    Good luck!

  • anthrobotic December 16, 2012 on 5:34 pm

    Another nice acquisition. One wonders, is Google doing more to benefit humanity than pretty much any governmental organization out there? “Google: Bettering Humanity for Fun and Profit?” – http://goo.gl/vtrQ2

    -Reno at Anthrobotic.com

  • Stephen Wolstenholme December 17, 2012 on 7:06 am

    I was on an artificial intelligence prediction panel about 30 years ago. Our conclusions were that the convergence of the technologies to produce brain level intelligence machines would be available on 13th August 2048. I always remember the exact date of the convergence lines because it’s my 100th birthday.

    Steve Wolstenholme
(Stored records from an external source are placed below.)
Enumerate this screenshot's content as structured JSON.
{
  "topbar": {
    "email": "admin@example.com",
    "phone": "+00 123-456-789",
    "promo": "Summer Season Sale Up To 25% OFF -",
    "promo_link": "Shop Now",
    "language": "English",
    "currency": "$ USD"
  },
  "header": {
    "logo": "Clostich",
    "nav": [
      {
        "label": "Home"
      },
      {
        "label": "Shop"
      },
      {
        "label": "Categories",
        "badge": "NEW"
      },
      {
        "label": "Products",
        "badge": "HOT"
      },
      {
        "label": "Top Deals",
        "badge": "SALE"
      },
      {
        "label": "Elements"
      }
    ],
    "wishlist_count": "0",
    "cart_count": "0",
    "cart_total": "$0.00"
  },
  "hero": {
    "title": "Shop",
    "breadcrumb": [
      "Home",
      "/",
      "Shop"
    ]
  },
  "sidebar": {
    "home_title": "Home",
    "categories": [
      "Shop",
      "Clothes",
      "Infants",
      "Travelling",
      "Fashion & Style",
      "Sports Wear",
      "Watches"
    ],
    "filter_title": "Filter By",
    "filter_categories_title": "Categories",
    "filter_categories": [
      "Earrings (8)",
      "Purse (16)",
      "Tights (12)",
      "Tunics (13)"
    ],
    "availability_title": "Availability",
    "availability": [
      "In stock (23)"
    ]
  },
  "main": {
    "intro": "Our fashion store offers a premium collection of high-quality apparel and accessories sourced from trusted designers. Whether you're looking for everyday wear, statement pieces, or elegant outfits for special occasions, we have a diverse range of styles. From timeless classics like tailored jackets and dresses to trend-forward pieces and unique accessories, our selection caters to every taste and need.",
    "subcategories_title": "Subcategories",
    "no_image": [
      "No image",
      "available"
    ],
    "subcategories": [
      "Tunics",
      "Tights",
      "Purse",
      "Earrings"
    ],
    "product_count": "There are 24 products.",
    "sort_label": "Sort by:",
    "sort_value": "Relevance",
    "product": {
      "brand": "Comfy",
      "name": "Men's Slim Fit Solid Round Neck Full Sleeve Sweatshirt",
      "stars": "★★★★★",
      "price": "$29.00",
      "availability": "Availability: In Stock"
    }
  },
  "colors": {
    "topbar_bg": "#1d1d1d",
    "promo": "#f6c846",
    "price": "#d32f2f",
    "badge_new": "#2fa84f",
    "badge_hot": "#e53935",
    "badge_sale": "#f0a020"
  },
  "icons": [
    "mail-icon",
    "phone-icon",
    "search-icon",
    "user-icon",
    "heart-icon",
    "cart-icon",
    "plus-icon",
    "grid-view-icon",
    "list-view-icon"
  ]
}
  • Frank Whittemore December 17, 2012 on 8:27 am

    Yet another Singularity movie…

    The Singularity: a documentary by Doug Wolens –


    featuring Ray Kurzweil and others…

  • Rendall December 19, 2012 on 9:12 am

    Ppl, in all honesty, Kurzweil was always running is own R&D startups, 4-5 at least, for much of his adult life. Thus, he was always in control of his own projects, without higher ups giving direction, aside from perhaps the financiers for the earlier firms.

    Now, he’s becoming a full-time employee for the first time in his life. Is this going to work out? Will he be butting heads with the likes of Brin/Paige and Co, if they don’t immediately appreciate his development arc? Realize, Google is in the business to sell ad space & conduct R&D, with the intent of pushing out platforms like Android.

    I believe that this project should be a joint venture between Kurzweil Technologies, the Singularity Institute, and Google. And in the process, Google gets licensing rights to any of the commercialize-able output, without necessarily directing the R&D. This alternative setup would be a win-win for everyone.

  • Chris Doyle December 27, 2012 on 4:19 pm

    /slow clap